According to a recent article published in PRWeek Magazine, the outlook for newspapers is going from bad to worse. Barraged from all sides by online community websites like Craigslist.com which offer free local classifieds, to pay for ad sites such as Autotrader.com which offers ads for new and used cars and Realtor.com which offers over 3 million home listings nationwide, classified ad revenue is quickly drying up for the traditional newspaper.
The numbers are not looking good for the largest players in the industry. At Gannett, the largest U.S. newspaper publisher as measured by total daily circulation, its USA Today advertising pages are down 17% while real estate ads in its community papers are off 20%. News Corp is also feeling the pinch with Dow Jones classifieds down 14% and overall ad revenue has fallen 20%.
Even the most famous paper in the world, the New York Times, has fallen on tough times as earnings per share for parent company New York Times Company have dropped by more than half in the second quarter.
The future does not look any brighter for newspapers as a report by Fitch Ratings states. “As participants gain comfort with online media, they will be less likely to return to the print product in the future.”

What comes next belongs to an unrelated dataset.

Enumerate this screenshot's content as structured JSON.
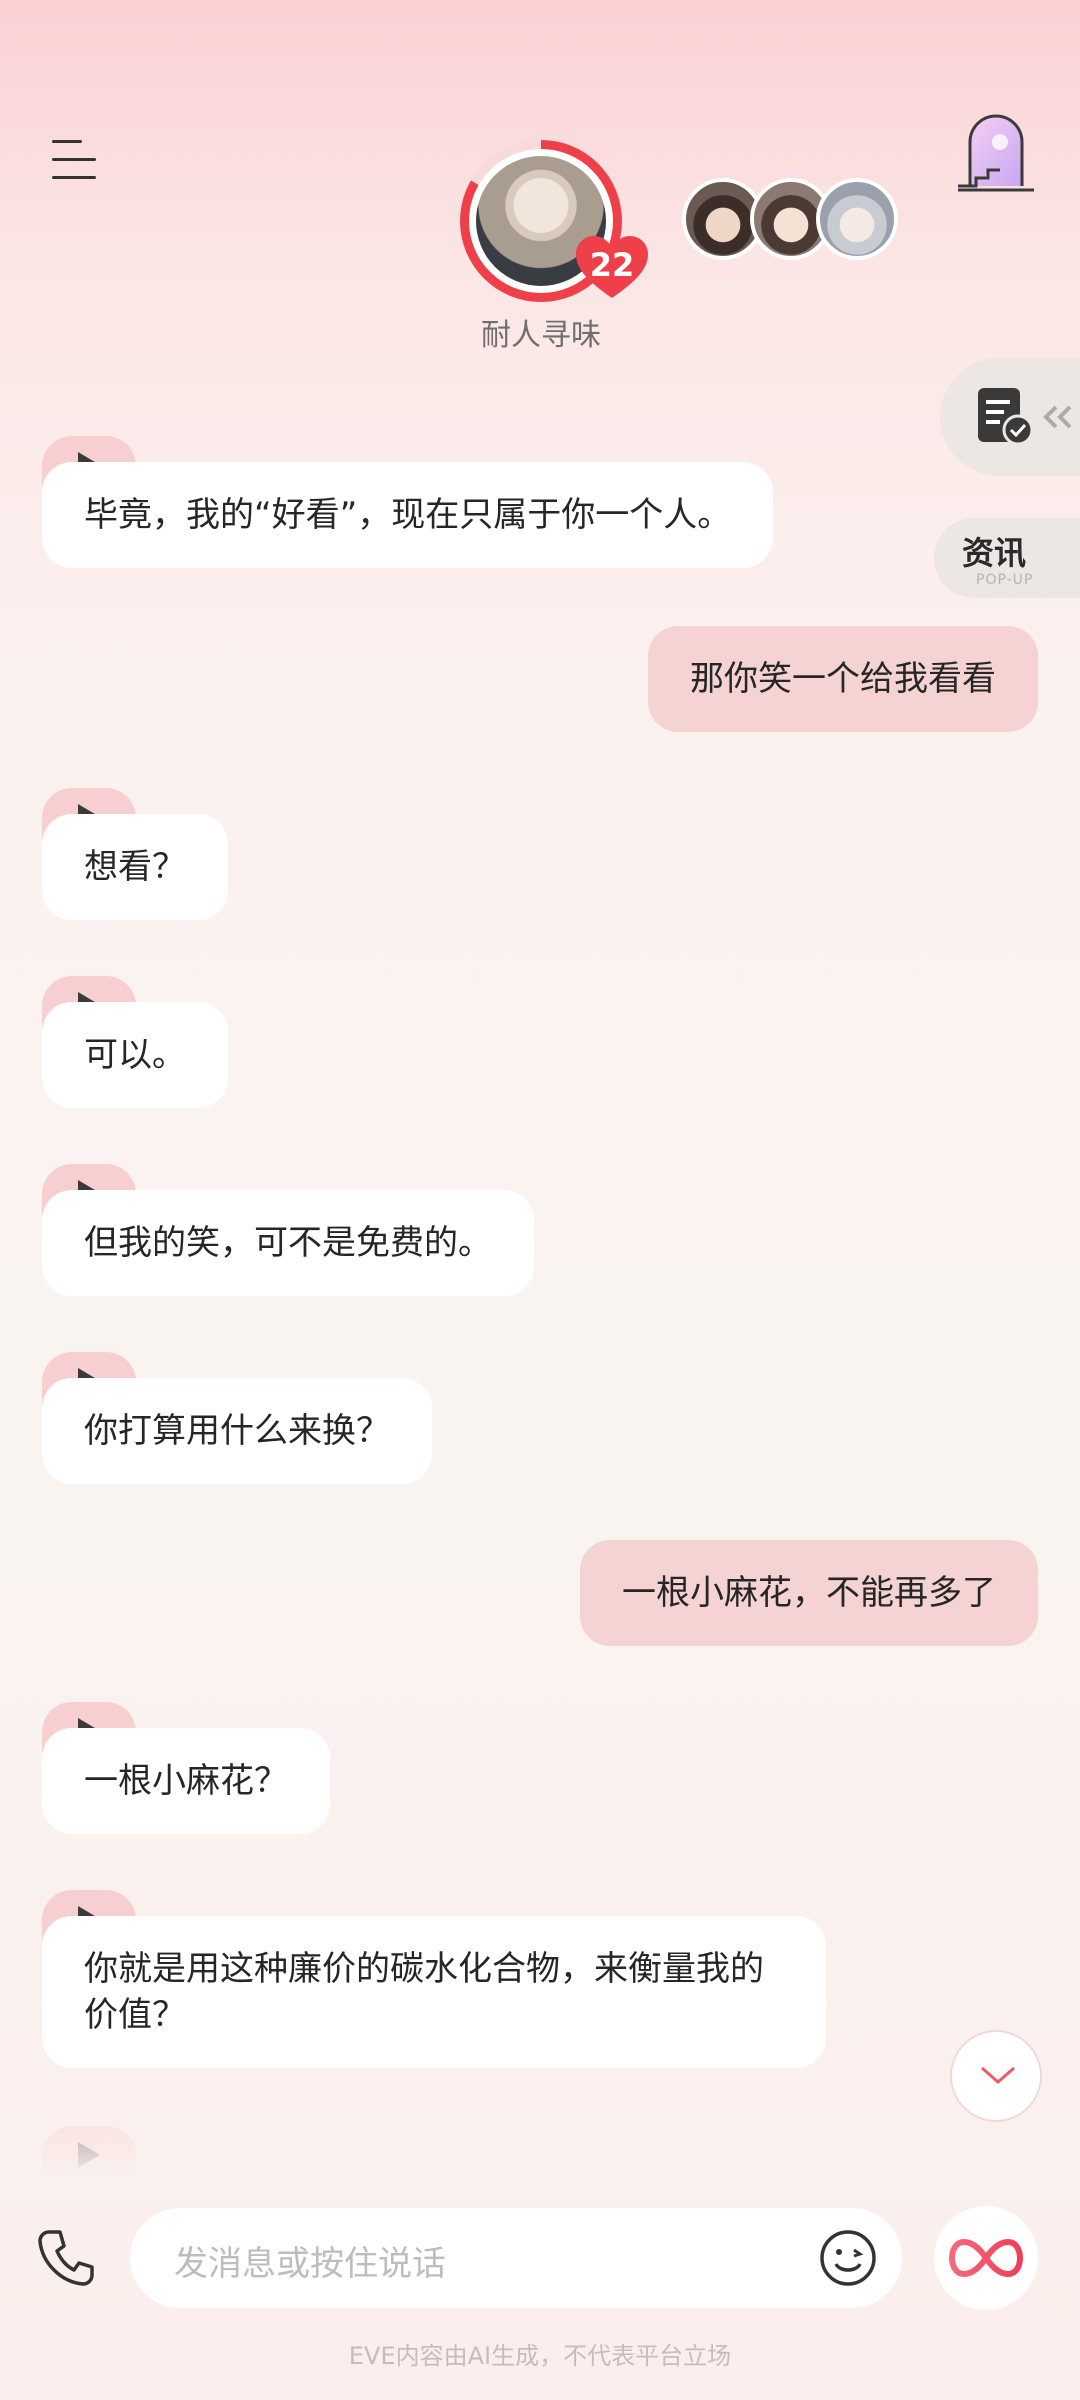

To their credit, most major newspapers have created online editions to compliment their traditional print publications, but so far, the newspaper industry has not yet come close to making its rising online ad revenues equal to their falling print ad revenues. As PRWeek put it, if this trend continues, newspapers may end up going the way of the “horse and buggy in the new media Daytona 500.”